A large grotto, built by a Quaker poet in the 1760s and restored by the Ware society. It survives from an eighteenth-century rococo garden. It is a Grade I listed building and with six chambers the most extensive shell grotto in the United Kingdom. The grotto is set into the northeast face of a hill, and comprises an entrance hall and a series of six chambers extending over 65 feet into and 30 feet below the chalk hillside, together with air shafts, light wells, and connecting passages.
Approximately 7 miles long, the Nickey Line footpath and cycleway in Hertfordshire is a former railway line. The Nickey Line now forms a pleasant green corridor, a footpath and a cycleway, forming part of the National Cycle Network, providing attractive countryside and woodland walks, as well as a traffic-free route to school or work. The route is approximately seven miles long.
This new indoor recreational facility is in the heart of the local Bennetts End community in Hemel Hempstead and provides 10,500m² of floorspace made up of 7,400m² of indoor ski slopes, 2,300m² of amenity space and 800m² of retail space on a site of approximately 2.99ha. Hosting a range of skiing and snowboarding lessons for adults and children from 3 years old, lift passes, freestyle sessions and the ultimate sledging experience there is something for everyone to have a great day out!
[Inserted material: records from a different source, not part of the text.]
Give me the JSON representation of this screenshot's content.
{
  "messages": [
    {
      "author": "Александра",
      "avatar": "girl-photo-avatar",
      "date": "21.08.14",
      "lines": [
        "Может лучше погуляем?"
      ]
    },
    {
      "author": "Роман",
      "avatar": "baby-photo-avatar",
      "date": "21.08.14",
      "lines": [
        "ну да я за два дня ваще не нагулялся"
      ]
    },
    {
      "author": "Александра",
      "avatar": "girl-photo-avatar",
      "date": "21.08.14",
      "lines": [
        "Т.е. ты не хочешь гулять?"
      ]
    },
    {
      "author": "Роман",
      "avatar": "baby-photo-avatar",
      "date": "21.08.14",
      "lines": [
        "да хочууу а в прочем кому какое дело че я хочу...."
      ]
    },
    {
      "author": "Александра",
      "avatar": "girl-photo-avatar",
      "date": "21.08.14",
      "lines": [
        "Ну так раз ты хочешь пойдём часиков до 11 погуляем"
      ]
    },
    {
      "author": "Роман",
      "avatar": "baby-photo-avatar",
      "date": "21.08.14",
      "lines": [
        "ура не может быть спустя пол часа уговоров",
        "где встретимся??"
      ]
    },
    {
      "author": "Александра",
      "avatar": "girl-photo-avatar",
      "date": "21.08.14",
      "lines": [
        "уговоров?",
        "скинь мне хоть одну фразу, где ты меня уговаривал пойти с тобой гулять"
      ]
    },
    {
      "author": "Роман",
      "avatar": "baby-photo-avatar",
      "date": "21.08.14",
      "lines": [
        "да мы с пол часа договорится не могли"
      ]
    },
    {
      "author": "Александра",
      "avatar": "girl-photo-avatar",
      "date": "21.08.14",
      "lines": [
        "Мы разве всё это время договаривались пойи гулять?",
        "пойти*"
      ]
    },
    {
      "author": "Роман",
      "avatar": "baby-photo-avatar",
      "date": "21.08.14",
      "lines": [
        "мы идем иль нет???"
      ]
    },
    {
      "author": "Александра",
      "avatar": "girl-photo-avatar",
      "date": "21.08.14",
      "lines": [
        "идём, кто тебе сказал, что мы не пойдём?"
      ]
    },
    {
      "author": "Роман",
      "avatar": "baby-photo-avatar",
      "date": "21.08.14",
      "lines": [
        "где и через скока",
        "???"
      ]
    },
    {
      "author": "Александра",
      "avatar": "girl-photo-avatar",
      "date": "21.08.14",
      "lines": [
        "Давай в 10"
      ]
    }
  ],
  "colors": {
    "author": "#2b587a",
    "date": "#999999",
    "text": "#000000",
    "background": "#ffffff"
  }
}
Welwyn Roman Baths is a 3rd-century bath complex that formed part of the Dicket Mead Roman villa. The baths lie directly underneath the A1(M) motorway, protected by a steel vault. The baths were a small part of the Dicket Mead villa, which was originally built in the 3rd century AD.